(Page and application data records)
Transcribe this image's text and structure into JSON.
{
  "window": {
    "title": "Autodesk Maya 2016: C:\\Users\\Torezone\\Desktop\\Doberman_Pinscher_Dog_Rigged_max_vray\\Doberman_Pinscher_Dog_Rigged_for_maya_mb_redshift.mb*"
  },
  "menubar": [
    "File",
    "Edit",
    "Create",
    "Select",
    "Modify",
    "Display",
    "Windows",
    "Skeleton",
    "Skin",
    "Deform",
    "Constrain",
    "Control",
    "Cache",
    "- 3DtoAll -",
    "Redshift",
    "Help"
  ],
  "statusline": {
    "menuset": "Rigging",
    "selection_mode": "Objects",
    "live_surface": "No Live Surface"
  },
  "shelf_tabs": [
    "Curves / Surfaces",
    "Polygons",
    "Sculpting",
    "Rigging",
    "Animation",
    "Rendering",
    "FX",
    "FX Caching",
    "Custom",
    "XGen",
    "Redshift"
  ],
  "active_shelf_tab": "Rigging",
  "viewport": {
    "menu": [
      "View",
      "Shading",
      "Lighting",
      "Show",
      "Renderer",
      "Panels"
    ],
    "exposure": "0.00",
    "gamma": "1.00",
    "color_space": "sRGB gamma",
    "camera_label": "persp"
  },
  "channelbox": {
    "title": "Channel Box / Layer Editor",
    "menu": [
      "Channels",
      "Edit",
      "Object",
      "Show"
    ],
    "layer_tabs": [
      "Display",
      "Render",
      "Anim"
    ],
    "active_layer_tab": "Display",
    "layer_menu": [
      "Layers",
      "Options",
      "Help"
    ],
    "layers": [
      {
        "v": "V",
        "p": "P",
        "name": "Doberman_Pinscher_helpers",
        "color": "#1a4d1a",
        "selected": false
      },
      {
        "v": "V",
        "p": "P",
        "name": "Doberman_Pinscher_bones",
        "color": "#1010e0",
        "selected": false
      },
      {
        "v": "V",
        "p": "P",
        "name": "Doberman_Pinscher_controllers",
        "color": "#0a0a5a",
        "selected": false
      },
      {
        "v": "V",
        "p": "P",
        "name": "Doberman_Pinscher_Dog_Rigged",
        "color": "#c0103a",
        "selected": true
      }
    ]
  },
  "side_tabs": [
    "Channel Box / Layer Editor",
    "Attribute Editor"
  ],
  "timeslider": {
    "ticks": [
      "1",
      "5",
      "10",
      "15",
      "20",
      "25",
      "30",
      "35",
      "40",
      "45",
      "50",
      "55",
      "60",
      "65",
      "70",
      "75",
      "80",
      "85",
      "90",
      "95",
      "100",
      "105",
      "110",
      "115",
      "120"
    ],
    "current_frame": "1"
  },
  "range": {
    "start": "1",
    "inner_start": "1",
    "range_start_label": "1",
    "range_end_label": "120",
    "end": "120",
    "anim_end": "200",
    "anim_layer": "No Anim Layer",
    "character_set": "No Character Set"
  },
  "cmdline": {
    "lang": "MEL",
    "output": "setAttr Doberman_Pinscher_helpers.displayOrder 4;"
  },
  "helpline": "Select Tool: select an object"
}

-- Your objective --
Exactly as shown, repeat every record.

-- Expected output --
Transcribe this image's text and structure into JSON.
{
  "window": {
    "title": "Autodesk Maya 2016: C:\\Users\\Torezone\\Desktop\\Doberman_Pinscher_Dog_Rigged_max_vray\\Doberman_Pinscher_Dog_Rigged_for_maya_mb_redshift.mb*"
  },
  "menubar": [
    "File",
    "Edit",
    "Create",
    "Select",
    "Modify",
    "Display",
    "Windows",
    "Skeleton",
    "Skin",
    "Deform",
    "Constrain",
    "Control",
    "Cache",
    "- 3DtoAll -",
    "Redshift",
    "Help"
  ],
  "statusline": {
    "menuset": "Rigging",
    "selection_mode": "Objects",
    "live_surface": "No Live Surface"
  },
  "shelf_tabs": [
    "Curves / Surfaces",
    "Polygons",
    "Sculpting",
    "Rigging",
    "Animation",
    "Rendering",
    "FX",
    "FX Caching",
    "Custom",
    "XGen",
    "Redshift"
  ],
  "active_shelf_tab": "Rigging",
  "viewport": {
    "menu": [
      "View",
      "Shading",
      "Lighting",
      "Show",
      "Renderer",
      "Panels"
    ],
    "exposure": "0.00",
    "gamma": "1.00",
    "color_space": "sRGB gamma",
    "camera_label": "persp"
  },
  "channelbox": {
    "title": "Channel Box / Layer Editor",
    "menu": [
      "Channels",
      "Edit",
      "Object",
      "Show"
    ],
    "layer_tabs": [
      "Display",
      "Render",
      "Anim"
    ],
    "active_layer_tab": "Display",
    "layer_menu": [
      "Layers",
      "Options",
      "Help"
    ],
    "layers": [
      {
        "v": "V",
        "p": "P",
        "name": "Doberman_Pinscher_helpers",
        "color": "#1a4d1a",
        "selected": false
      },
      {
        "v": "V",
        "p": "P",
        "name": "Doberman_Pinscher_bones",
        "color": "#1010e0",
        "selected": false
      },
      {
        "v": "V",
        "p": "P",
        "name": "Doberman_Pinscher_controllers",
        "color": "#0a0a5a",
        "selected": false
      },
      {
        "v": "V",
        "p": "P",
        "name": "Doberman_Pinscher_Dog_Rigged",
        "color": "#c0103a",
        "selected": true
      }
    ]
  },
  "side_tabs": [
    "Channel Box / Layer Editor",
    "Attribute Editor"
  ],
  "timeslider": {
    "ticks": [
      "1",
      "5",
      "10",
      "15",
      "20",
      "25",
      "30",
      "35",
      "40",
      "45",
      "50",
      "55",
      "60",
      "65",
      "70",
      "75",
      "80",
      "85",
      "90",
      "95",
      "100",
      "105",
      "110",
      "115",
      "120"
    ],
    "current_frame": "1"
  },
  "range": {
    "start": "1",
    "inner_start": "1",
    "range_start_label": "1",
    "range_end_label": "120",
    "end": "120",
    "anim_end": "200",
    "anim_layer": "No Anim Layer",
    "character_set": "No Character Set"
  },
  "cmdline": {
    "lang": "MEL",
    "output": "setAttr Doberman_Pinscher_helpers.displayOrder 4;"
  },
  "helpline": "Select Tool: select an object"
}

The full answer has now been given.